a. SemIndia: This Company deserves a special note because it is promoted as a public-private partnership, supported by Government of Andra Pradesh. I was able to see their Broadband routers (One with single Ethernet-DSL and another with multiple Ethernet ports with Wireless) and it was simply amazing. This organization is setting up their hardware manufacturing facility in Hyderabad which is really interesting. Currently lots of embedded product companies are relying on countries like Taiwan, China and Korea for hardware manufacturing. By having this facility in India not only reduces the turn-around time, but also helps to achieve 100% ‘Made in India’ products.

b. Video on Demand: I was also able to see products many products having Video-On-Demand (VOD) support. This seems to be the next big thing where the media is delivered over the any form network like Internet, Cable television. The satellite based delivery of video (as a digital media) would bring in significant changes in India because of the following reasons:
i. Laying cables throughout India is a difficult task as it involves huge amount of investment and regulatory issues. Also satellite network can even penetrate the smallest village without running any cable.

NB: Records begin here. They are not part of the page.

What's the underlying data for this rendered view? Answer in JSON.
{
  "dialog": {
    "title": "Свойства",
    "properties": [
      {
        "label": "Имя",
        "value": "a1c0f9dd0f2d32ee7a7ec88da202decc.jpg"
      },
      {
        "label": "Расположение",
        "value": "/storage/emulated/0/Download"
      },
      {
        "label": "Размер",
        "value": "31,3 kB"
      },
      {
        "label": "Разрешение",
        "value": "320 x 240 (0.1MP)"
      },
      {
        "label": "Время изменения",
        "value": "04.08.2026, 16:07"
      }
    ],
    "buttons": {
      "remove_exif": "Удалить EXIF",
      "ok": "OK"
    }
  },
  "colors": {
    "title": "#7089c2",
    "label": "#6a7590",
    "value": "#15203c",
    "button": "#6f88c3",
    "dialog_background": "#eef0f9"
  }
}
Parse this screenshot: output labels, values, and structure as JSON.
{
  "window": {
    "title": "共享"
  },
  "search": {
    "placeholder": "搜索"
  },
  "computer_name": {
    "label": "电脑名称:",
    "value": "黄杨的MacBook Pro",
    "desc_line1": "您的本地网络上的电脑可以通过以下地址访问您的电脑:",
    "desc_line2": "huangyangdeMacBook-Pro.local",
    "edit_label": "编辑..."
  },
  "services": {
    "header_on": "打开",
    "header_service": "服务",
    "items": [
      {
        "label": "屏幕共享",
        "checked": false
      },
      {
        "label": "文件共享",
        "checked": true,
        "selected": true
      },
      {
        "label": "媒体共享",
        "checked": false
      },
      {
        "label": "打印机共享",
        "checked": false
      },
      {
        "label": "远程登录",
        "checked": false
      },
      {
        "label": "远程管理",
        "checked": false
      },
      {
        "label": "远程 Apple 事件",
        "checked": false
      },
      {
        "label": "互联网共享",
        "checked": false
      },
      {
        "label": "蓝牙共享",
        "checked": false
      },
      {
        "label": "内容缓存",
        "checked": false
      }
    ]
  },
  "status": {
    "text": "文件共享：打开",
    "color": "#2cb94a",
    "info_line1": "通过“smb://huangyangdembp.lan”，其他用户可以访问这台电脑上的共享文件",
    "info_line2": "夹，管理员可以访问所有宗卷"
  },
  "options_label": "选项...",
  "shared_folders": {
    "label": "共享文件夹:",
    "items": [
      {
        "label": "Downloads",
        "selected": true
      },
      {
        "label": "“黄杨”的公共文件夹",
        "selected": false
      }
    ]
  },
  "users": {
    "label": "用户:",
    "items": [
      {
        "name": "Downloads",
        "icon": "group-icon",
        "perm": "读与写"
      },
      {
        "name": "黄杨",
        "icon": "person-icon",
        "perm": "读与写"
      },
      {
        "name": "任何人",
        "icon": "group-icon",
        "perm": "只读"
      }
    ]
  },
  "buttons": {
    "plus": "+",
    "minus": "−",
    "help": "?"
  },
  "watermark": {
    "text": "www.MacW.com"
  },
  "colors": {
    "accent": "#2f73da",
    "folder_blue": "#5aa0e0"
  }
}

ii. The cable TV network (which is maintained by local goons) will proceed towards consolidation and get organized. When professional players like Tata (who are providing this service via their latest ‘Tata Sky’ product) enter into this segment, it will become better.

c. Others: I could see Video phone platform which is licensed to Original Equipment Manufactures (OEMs). Encore has got their Mobile computing devices with customized Linux. These devices are being used for computer education in countries like Africa. I was also able to see Enterprise routers with integrated data, voice and security.

States and IT:
Various states have put up their stalls about how they are promoting IT by various ways. Following are some of the interesting points:
a. In spite of all problems the ‘Brand Bangalore’ is ruling this industry. Bangalore is the second hottest city in the world (Next to Tokyo) for setting up new shop. This also explains why the city is getting costlier day by day.

b. It’s very clear now! My ‘Sambar state’ (Tamil Nadu) is where the future action is going to be. I got a chance to interact with some of the officials from Electronic Corporation of Tamil Nadu (ELCOT) and they have clearly laid out plans to promote IT in Tamil Nadu. Next to Chennai they are setting up IT parks in Coimbatore, Trichy, Thirunelveli, Salem, Madurai and Hosur. Lands for IT Park are already allotted in Coimbatore and other places the land is almost finalized. They even had maps where these lands are going to be.

c. Gujarat, Kerala, West Bengal and Orissa gave their attendance just by having their stalls. I couldn’t find anything interesting. This time I couldn’t see Andra Pradesh. May be because Mr. Naidu, CEO of AP is not in power?

Other than the above mentioned points, remaining stalls were normal ones. The disappointing point was we couldn’t find any place to sit and have tea. Only grand Asoka has their stall and we ended up paying 20 bucks for a tea.